COVINGTON - Charges were dropped last week against an Alcovy High School teacher and paraprofessional who were arrested in late March following allegations of abuse of a special-needs student.
The grand jury heard the case against former teacher Derrick Roberts and former paraprofessional Nanette Surber on Dec. 5 to review the criminal evidence and decide if there was a need for an indictment.
Newton County Sheriff's Office investigators took the two into custody on March 27 and charged them with simple battery and cruelty to children in the first degree after a fellow Alcovy High employee complained to school administrators. NCSO investigators alleged that Surber placed packing tape over the mouth of a 17-year-old 11th-grade student who was severely handicapped and nonverbal. Investigators also alleged that Roberts repeatedly placed a bar of soap in the mouth of the same student, according to a warrant.

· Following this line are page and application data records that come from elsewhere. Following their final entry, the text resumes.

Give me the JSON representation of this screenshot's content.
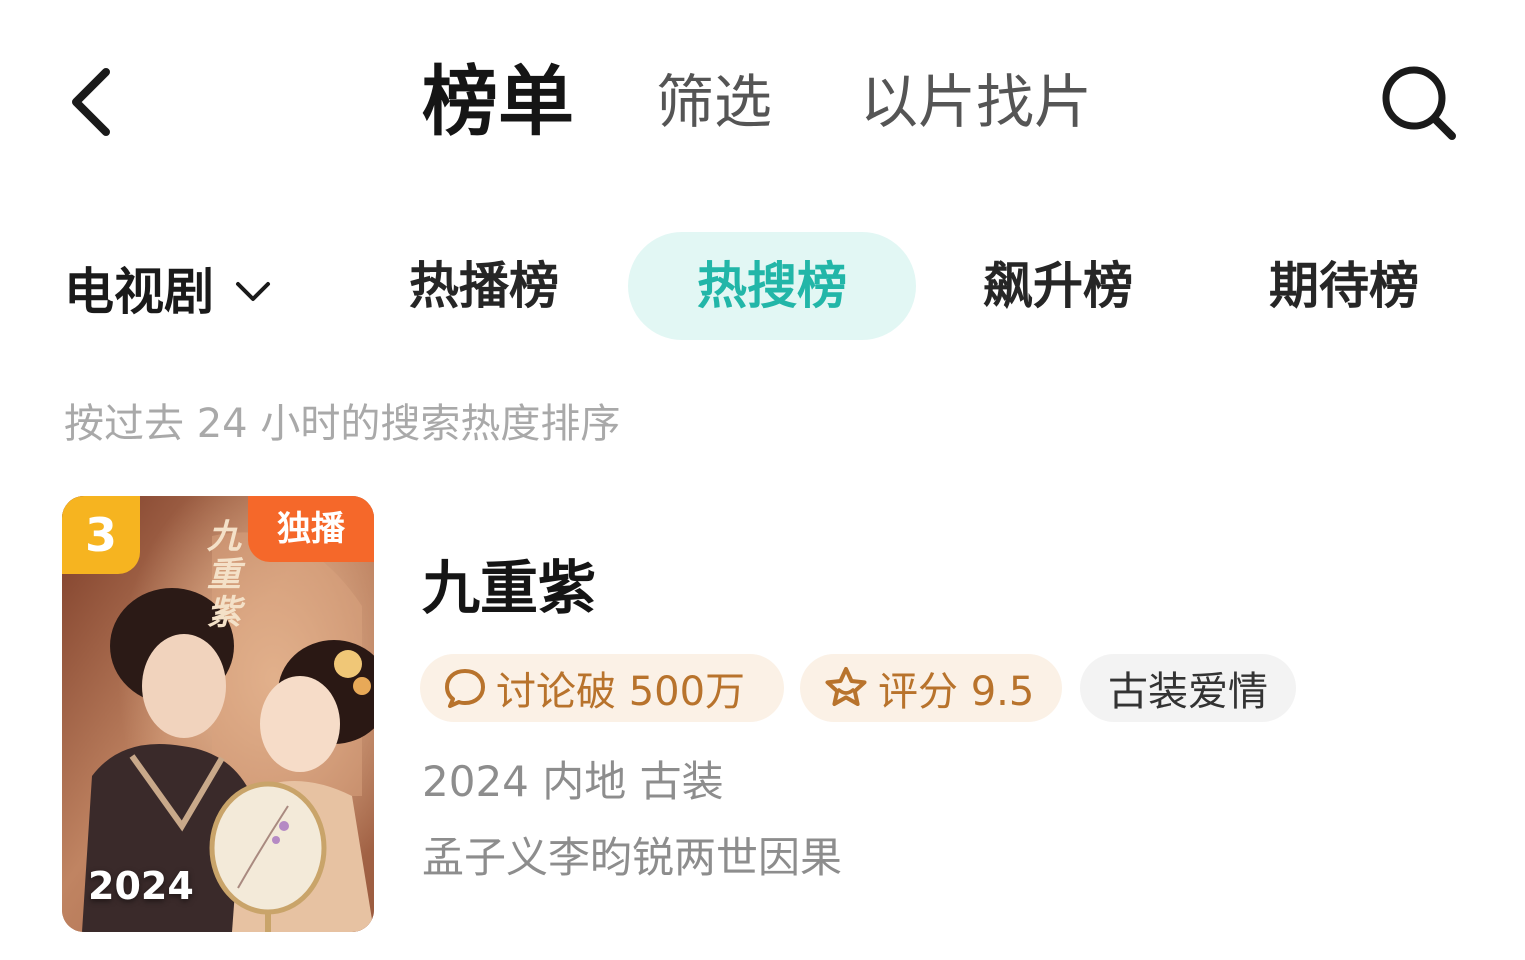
{
  "header": {
    "back_icon": "chevron-left-icon",
    "tabs": [
      {
        "label": "榜单",
        "active": true
      },
      {
        "label": "筛选",
        "active": false
      },
      {
        "label": "以片找片",
        "active": false
      }
    ],
    "search_icon": "search-icon"
  },
  "category": {
    "selected": "电视剧",
    "dropdown_icon": "chevron-down-icon"
  },
  "rank_tabs": [
    {
      "label": "热播榜",
      "selected": false
    },
    {
      "label": "热搜榜",
      "selected": true
    },
    {
      "label": "飙升榜",
      "selected": false
    },
    {
      "label": "期待榜",
      "selected": false
    }
  ],
  "subtitle": "按过去 24 小时的搜索热度排序",
  "items": [
    {
      "rank": "3",
      "exclusive_badge": "独播",
      "poster_year": "2024",
      "poster_calligraphy": "九重紫",
      "title": "九重紫",
      "tags": [
        {
          "icon": "comment-icon",
          "text": "讨论破 500万"
        },
        {
          "icon": "star-icon",
          "text": "评分 9.5"
        },
        {
          "text": "古装爱情"
        }
      ],
      "meta": "2024 内地 古装",
      "description": "孟子义李昀锐两世因果"
    }
  ],
  "colors": {
    "accent": "#22b6a8",
    "accent_bg": "#e2f7f4",
    "rank_badge": "#f6b420",
    "exclusive_badge": "#f5682a",
    "tag_warm_text": "#b8732c",
    "tag_warm_bg": "#fbf1e6"
  }
}
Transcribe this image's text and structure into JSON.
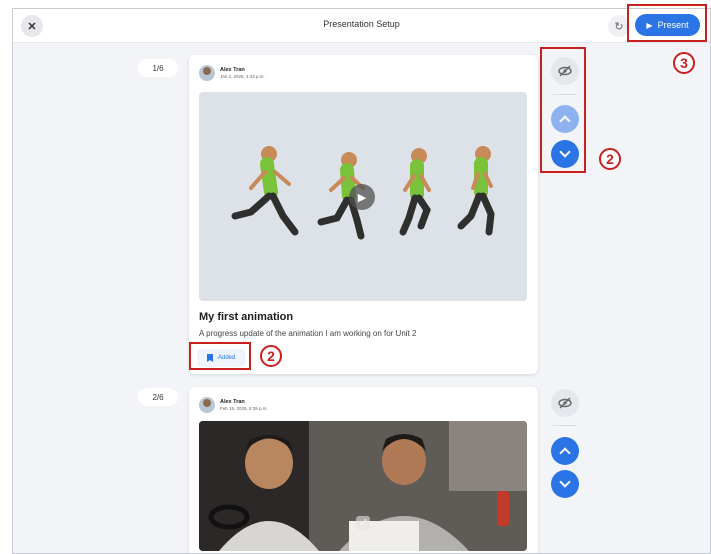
{
  "header": {
    "title": "Presentation Setup",
    "close_icon": "close-icon",
    "refresh_icon": "refresh-icon",
    "present_label": "Present",
    "play_icon": "play-icon"
  },
  "annotations": {
    "marker_2": "2",
    "marker_3": "3"
  },
  "posts": [
    {
      "counter": "1/6",
      "author": "Alex Tran",
      "date": "Jan 2, 2025, 4:43 p.m.",
      "title": "My first animation",
      "description": "A progress update of the animation I am working on for Unit 2",
      "added_label": "Added",
      "media": "animation-video"
    },
    {
      "counter": "2/6",
      "author": "Alex Tran",
      "date": "Feb 15, 2025, 8:39 p.m.",
      "media": "photo"
    }
  ],
  "colors": {
    "accent": "#2a74e6",
    "annotation_red": "#c8201e",
    "background": "#f2f4f7"
  }
}
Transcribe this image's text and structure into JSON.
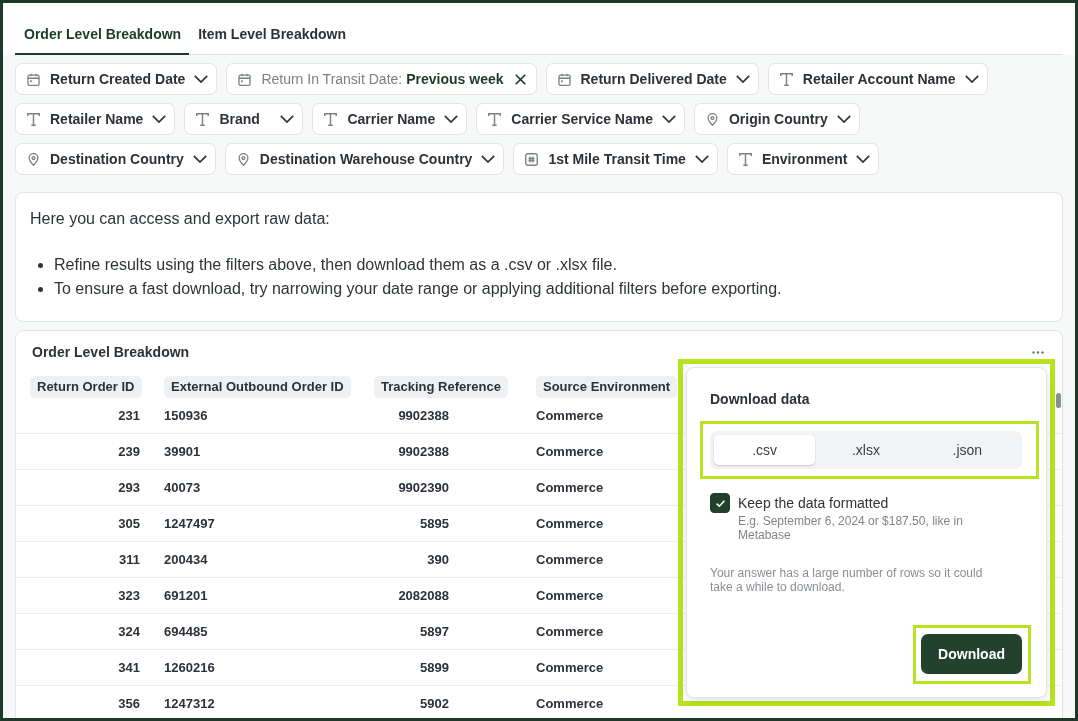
{
  "tabs": [
    {
      "label": "Order Level Breakdown",
      "selected": true
    },
    {
      "label": "Item Level Breakdown",
      "selected": false
    }
  ],
  "filters": [
    {
      "kind": "date",
      "label": "Return Created Date",
      "active": false
    },
    {
      "kind": "date",
      "label": "Return In Transit Date:",
      "value": "Previous week",
      "active": true
    },
    {
      "kind": "date",
      "label": "Return Delivered Date",
      "active": false
    },
    {
      "kind": "text",
      "label": "Retailer Account Name",
      "active": false
    },
    {
      "kind": "text",
      "label": "Retailer Name",
      "active": false
    },
    {
      "kind": "text",
      "label": "Brand",
      "active": false
    },
    {
      "kind": "text",
      "label": "Carrier Name",
      "active": false
    },
    {
      "kind": "text",
      "label": "Carrier Service Name",
      "active": false
    },
    {
      "kind": "location",
      "label": "Origin Country",
      "active": false
    },
    {
      "kind": "location",
      "label": "Destination Country",
      "active": false
    },
    {
      "kind": "location",
      "label": "Destination Warehouse Country",
      "active": false
    },
    {
      "kind": "number",
      "label": "1st Mile Transit Time",
      "active": false
    },
    {
      "kind": "text",
      "label": "Environment",
      "active": false
    }
  ],
  "info": {
    "intro": "Here you can access and export raw data:",
    "bullets": [
      "Refine results using the filters above, then download them as a .csv or .xlsx file.",
      "To ensure a fast download, try narrowing your date range or applying additional filters before exporting."
    ]
  },
  "table": {
    "title": "Order Level Breakdown",
    "columns": [
      "Return Order ID",
      "External Outbound Order ID",
      "Tracking Reference",
      "Source Environment"
    ],
    "rows": [
      [
        "231",
        "150936",
        "9902388",
        "Commerce"
      ],
      [
        "239",
        "39901",
        "9902388",
        "Commerce"
      ],
      [
        "293",
        "40073",
        "9902390",
        "Commerce"
      ],
      [
        "305",
        "1247497",
        "5895",
        "Commerce"
      ],
      [
        "311",
        "200434",
        "390",
        "Commerce"
      ],
      [
        "323",
        "691201",
        "2082088",
        "Commerce"
      ],
      [
        "324",
        "694485",
        "5897",
        "Commerce"
      ],
      [
        "341",
        "1260216",
        "5899",
        "Commerce"
      ],
      [
        "356",
        "1247312",
        "5902",
        "Commerce"
      ]
    ]
  },
  "download_popup": {
    "highlighted": true,
    "title": "Download data",
    "formats": {
      "highlighted": true,
      "options": [
        {
          "label": ".csv",
          "selected": true
        },
        {
          "label": ".xlsx",
          "selected": false
        },
        {
          "label": ".json",
          "selected": false
        }
      ]
    },
    "keep_formatted": {
      "label": "Keep the data formatted",
      "hint": "E.g. September 6, 2024 or $187.50, like in Metabase",
      "checked": true
    },
    "note": "Your answer has a large number of rows so it could take a while to download.",
    "download_button": {
      "label": "Download",
      "highlighted": true
    }
  }
}
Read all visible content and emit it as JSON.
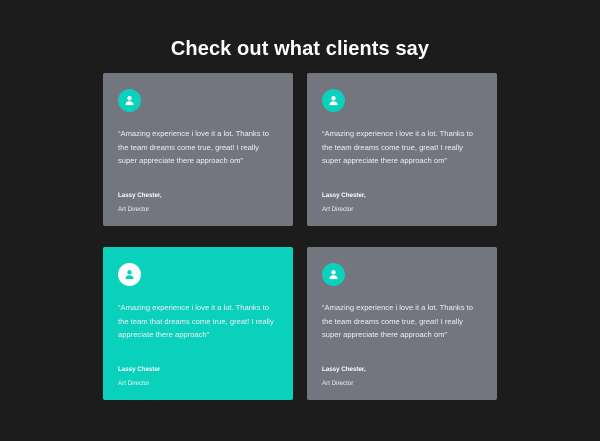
{
  "section": {
    "title": "Check out what clients say"
  },
  "colors": {
    "background": "#1c1c1d",
    "card": "#73767e",
    "accent": "#0ad1bb"
  },
  "testimonials": [
    {
      "icon": "user-icon",
      "quote": "“Amazing experience i love it a lot. Thanks to the team dreams come true, great! I really super appreciate there approach om”",
      "name": "Lassy Chester,",
      "role": "Art Director"
    },
    {
      "icon": "user-icon",
      "quote": "“Amazing experience i love it a lot. Thanks to the team dreams come true, great! I really super appreciate there approach om”",
      "name": "Lassy Chester,",
      "role": "Art Director"
    },
    {
      "icon": "user-icon",
      "quote": "“Amazing experience i love it a lot. Thanks to the team that dreams come true, great! I really appreciate there approach”",
      "name": "Lassy Chester",
      "role": "Art Director",
      "featured": true
    },
    {
      "icon": "user-icon",
      "quote": "“Amazing experience i love it a lot. Thanks to the team dreams come true, great! I really super appreciate there approach om”",
      "name": "Lassy Chester,",
      "role": "Art Director"
    }
  ]
}
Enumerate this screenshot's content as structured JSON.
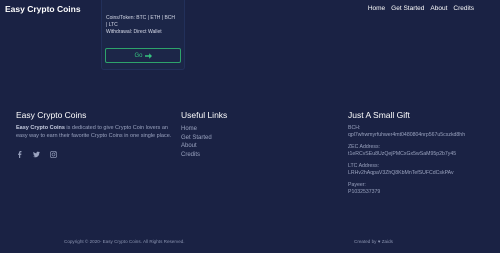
{
  "navbar": {
    "brand": "Easy Crypto Coins",
    "links": [
      "Home",
      "Get Started",
      "About",
      "Credits"
    ]
  },
  "card": {
    "coins_line1": "Coins/Token: BTC | ETH | BCH",
    "coins_line2": "| LTC",
    "withdrawal": "Withdrawal: Direct Wallet",
    "button_label": "Go",
    "accent": "#2ea36b"
  },
  "footer": {
    "about": {
      "title": "Easy Crypto Coins",
      "brand_bold": "Easy Crypto Coins",
      "description": " is dedicated to give Crypto Coin lovers an easy way to earn their favorite Crypto Coins in one single place.",
      "social_icons": [
        "facebook-icon",
        "twitter-icon",
        "instagram-icon"
      ]
    },
    "useful_links": {
      "title": "Useful Links",
      "items": [
        "Home",
        "Get Started",
        "About",
        "Credits"
      ]
    },
    "gift": {
      "title": "Just A Small Gift",
      "entries": [
        {
          "label": "BCH:",
          "value": "qpl7whwmyrfuhwer4mt0480804nrp567u5cszkd8hh"
        },
        {
          "label": "ZEC Address:",
          "value": "t1eRCvSEu8UzQejPMCxGx5wSaM95p2b7y45"
        },
        {
          "label": "LTC Address:",
          "value": "LRHv2hAqpaV3ZhQ8KbMnTefSUFCdCskPAv"
        },
        {
          "label": "Payeer:",
          "value": "P1032537379"
        }
      ]
    },
    "copyright": "Copyright © 2020- Easy Crypto Coins. All Rights Reserved.",
    "credit": "Created by ♥ Zaids"
  },
  "colors": {
    "background": "#1a2244",
    "muted_text": "#9aa3bf"
  }
}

"After a consideration of all the evidence in these two cases, the grand jury found insufficient evidence to return an indictment," said Ken Wynne, Alcovy Judicial Circuit district attorney, in an e-mail Thursday. "This effectively closes the criminal prosecution."
He said by law, the grand jury is prohibited from disclosing its reasons and the discussion that took place during deliberations.
Michael Waters, an attorney for Roberts, said it's unfortunate that his client lost his career over the issue - Roberts' mother was an educator and his brother was a special-needs child; Roberts also overcame a stuttering problem as a child and was inspired to become a teacher and help other students, Waters said.
"He lost his career and eight months of his life - there's no way to get that back," Waters said.
Both Surber and Roberts resigned from the Newton County School System in late April, after the school system removed them from the classroom and informed them that school officials would report them to the Georgia Professional Standards Commission due to the allegations. Surber claimed her reason for leaving was "personal," while Roberts said he didn't want to cause his students, the school or the school board any concerns, according to their resignation letters.
Sherri Viniard, director of public relations with NCSS, said the two still aren't employed with the school system at this time, but it's possible they could be in the future.
"If they were to submit applications, we would review their history and previous employment records as we would any other applicants," she said.
John Grant, chief investigator for the Georgia PSC, said both cases against Surber and Roberts are still open. He said he couldn't comment on individual cases that are still open, but in general, school systems report such acts to the commission, which meets for discussion and then issues a decision on the matter. That decision is sent to the educator, who, in turn, can accept the decision or request a hearing.
Waters said Roberts plans to request a hearing in the matter, although he doesn't know his plans regarding his career in the educational field.
Grant said in general that while evidence might not be a criminal matter, it could still be an educational issue the commission may address.
Michelle Floyd can be reached at firstname.lastname@example.org.